2010 Ford Mustang

Rating: 6

CLASSICS ARE EASIER TO CREATE THAN TO REPEAT—JUST ASK NAS. SO WHEN IT CAME TIME TO design the new Mustang, the Blue Oval boys opted to nip and tuck rather than attempt to re-create. The 2010 ’Stang is an exercise in cutting the fat. The snout is now sleeker, producing
a more aggressive, don’t-eff-with-me grimace. The rear has been transformed from boxy to sculpted and now incorporates a trick turn signal that blinks LEDs from the inside out. The rest of the car has undergone a heavy dose of lipo, sucking the sheet metal tighter to the frame,
actually making the Mustang appear smaller. It’s a good look. Underneath, the DNA remains the same: a big V8 mated to a live rear axle. It’s the original muscle-car recipe. But something is different here. While not completely absent, the wild-rear-happy behavior that is synonymous with this type of setup is now controllable. This doesn’t mean you still can’t throw a doughnut or two at the Sideshow. Actually, with the extra 15 ponies Ford massaged out of their 4.6L block, it might be easier. The car just handles now; you’d almost think it had independent rear suspension…almost. Get inside and you’ll notice the biggest leap for America’s favorite pony car: the guts. Aside from the ultra-fresh gadgets and gizmos you now find in the cabin—like the ability to match your gauge color and mood lighting to whatever Skittle you may be chewing—the interior is just well thought out. The seats, available in leather, are super supportive and, even after thousands of miles, won’t give up on your spine. The dash is well appointed; the materials used feel a step above the last-gen Mustang. And it has SYNC, which is hands- down the best thing Microsoft has ever put their dirty fingers in. Turn the volume knob up
and the Shaker sound system hits hard. With beefy speakers in the door panels, the bass hits right where it should: in the seat of your pants.
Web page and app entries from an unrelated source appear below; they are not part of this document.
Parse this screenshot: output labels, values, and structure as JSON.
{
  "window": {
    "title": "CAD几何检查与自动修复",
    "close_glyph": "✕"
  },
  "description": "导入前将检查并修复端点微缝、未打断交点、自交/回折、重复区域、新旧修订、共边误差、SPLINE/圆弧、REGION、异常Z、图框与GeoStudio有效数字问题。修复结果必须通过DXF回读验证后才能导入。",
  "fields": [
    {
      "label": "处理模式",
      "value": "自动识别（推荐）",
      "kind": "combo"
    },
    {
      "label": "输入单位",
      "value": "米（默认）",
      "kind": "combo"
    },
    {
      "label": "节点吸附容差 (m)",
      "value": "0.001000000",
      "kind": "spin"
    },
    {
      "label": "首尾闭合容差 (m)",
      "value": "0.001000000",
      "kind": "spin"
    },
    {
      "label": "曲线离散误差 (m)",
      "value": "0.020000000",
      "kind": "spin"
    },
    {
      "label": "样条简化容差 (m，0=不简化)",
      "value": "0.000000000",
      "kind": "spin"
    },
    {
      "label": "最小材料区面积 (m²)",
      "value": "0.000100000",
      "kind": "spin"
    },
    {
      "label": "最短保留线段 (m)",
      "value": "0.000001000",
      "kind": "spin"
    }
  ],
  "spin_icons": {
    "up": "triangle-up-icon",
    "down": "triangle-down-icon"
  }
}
Now, combine all of these ingredients and you have Ford’s new classic, the 2010 Mustang…a remix worth a second spin. BRIAN SCOTTO